On Feb.14.2008 at 07:34 AM
Steve Mock’s comment is:

Yeah... she's done. Hoaxer.

I think this was another manifestation of the 'x a day' trend in blogging. Everybody loves a blog that is fresh every day, right? Painting a day. Poem a day. Baby story a day.

But as Jane finds out - I think - is that it's a lot harder than one might think. Turns out she could only keep up the schtick for a week. Would not have been interesting for three months. What could she have said (re: the 'concept') for 90 days?

Weird and a little funny. Now. She'll be fine.

whenwillamywinehousedie is a lot more disturbing.

On Feb.14.2008 at 11:15 AM
Rob’s comment is:

In any case, it's sad that someone thinks of this as being "art" but who am I to judge? I'm not quite sure what one expects to gain by a stunt like this, noteriety or fame?

A 90 day countdown blog is a far cry from shooting oneself on-air. I would think a one-time post would do the trick much better in emulation. Good thing Jane didn't think the same way.

There are many strange people in our world. Some good strange and some not so good. But they are human beings all the same. What they do may lead to questions but in the end, hopefully, we can all learn a little more about ourselves.

I appreciate your post Debbie but despite my morbid curiousity, I have no interest in following any of the links. Having read all the other comments, has been enough.

Happy Valentine's Day.

On Feb.14.2008 at 11:31 AM
Darrel’s comment is:

People are intrigued by death and the taboos that surround it. The web isn't going to make one bit of difference in regards to that. ;o)

So, anyways, aren't we supposed to be talking about her logo or the type on her blog or something?

On Feb.14.2008 at 02:34 PM
Jason Tselentis’s comment is:

When Steve Kazmierczak went on the shooting spree at NIU, he may not have had a website to promote the event, but if he did, how would the public respond? Who governs the internet, and what watch groups (if any) should oversee and investigate threats or suicidal tendencies?

The recent events at NIU demonstrate one of the biggest and most formidable problems with online exhibitions like 90 Day Jane. When is it real? When is it art? When is it marketing? When do we pay attention, and how do we reach out to people? Debbie's timing of this post is uncanny. Now what do we do?

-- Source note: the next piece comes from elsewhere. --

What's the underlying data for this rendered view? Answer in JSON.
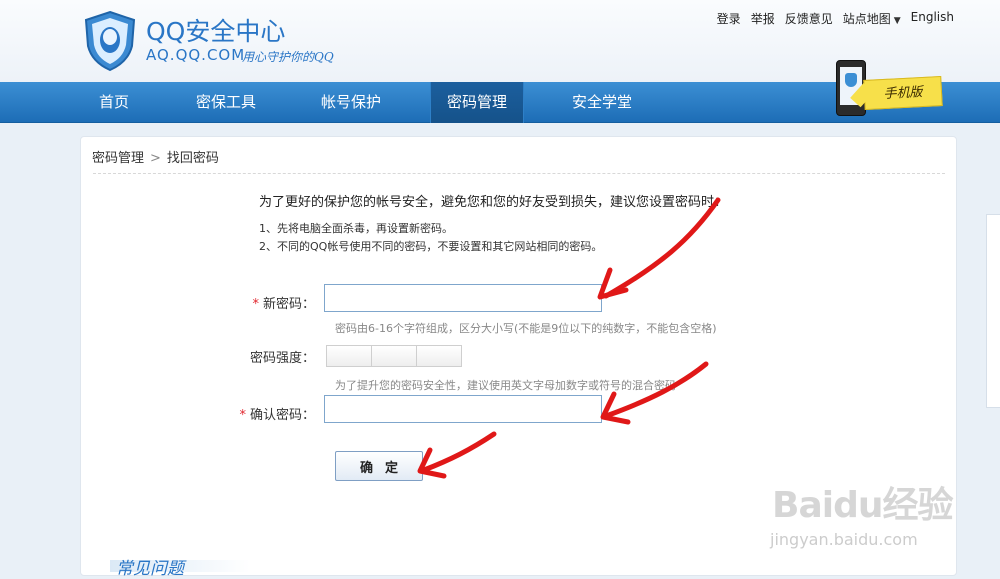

On Feb.15.2008 at 12:55 PM
Jeff’s comment is:

On Feb.16.2008 at 04:57 PM
agrayspace’s comment is:

I was hoping that my comment about atheism didn't look like I was calling you out on something. I wasn't. Just taking a ripe opportunity to post about something I think about a lot.

My second thought is that fact that I absolutely love the idea that your post about a fascination with an "abhorrent" thing actually adds to viralilty of it. I think it's a great thing of the internet for someone like 90 Day Jane to experiment with media and society. The fact that people are offended by it is precisely the point. And the fact the you have aided and abbetted something you oppose is exactly the point as well.

It's almost like the internet has eliminated the ability for hypocrisy to matter. I have feel that having an set-in-stone position on anything is actually counter productive to progress, and is diametrically opposed to the scientific progress of evidence leading to assessment, round round forever. Perhaps our morality could learn a thing or two about that.

Nothing is black and white. Given the evidence. everything is up for reassessment at all times. Everything exists in the gray spaces.

On Feb.18.2008 at 12:06 PM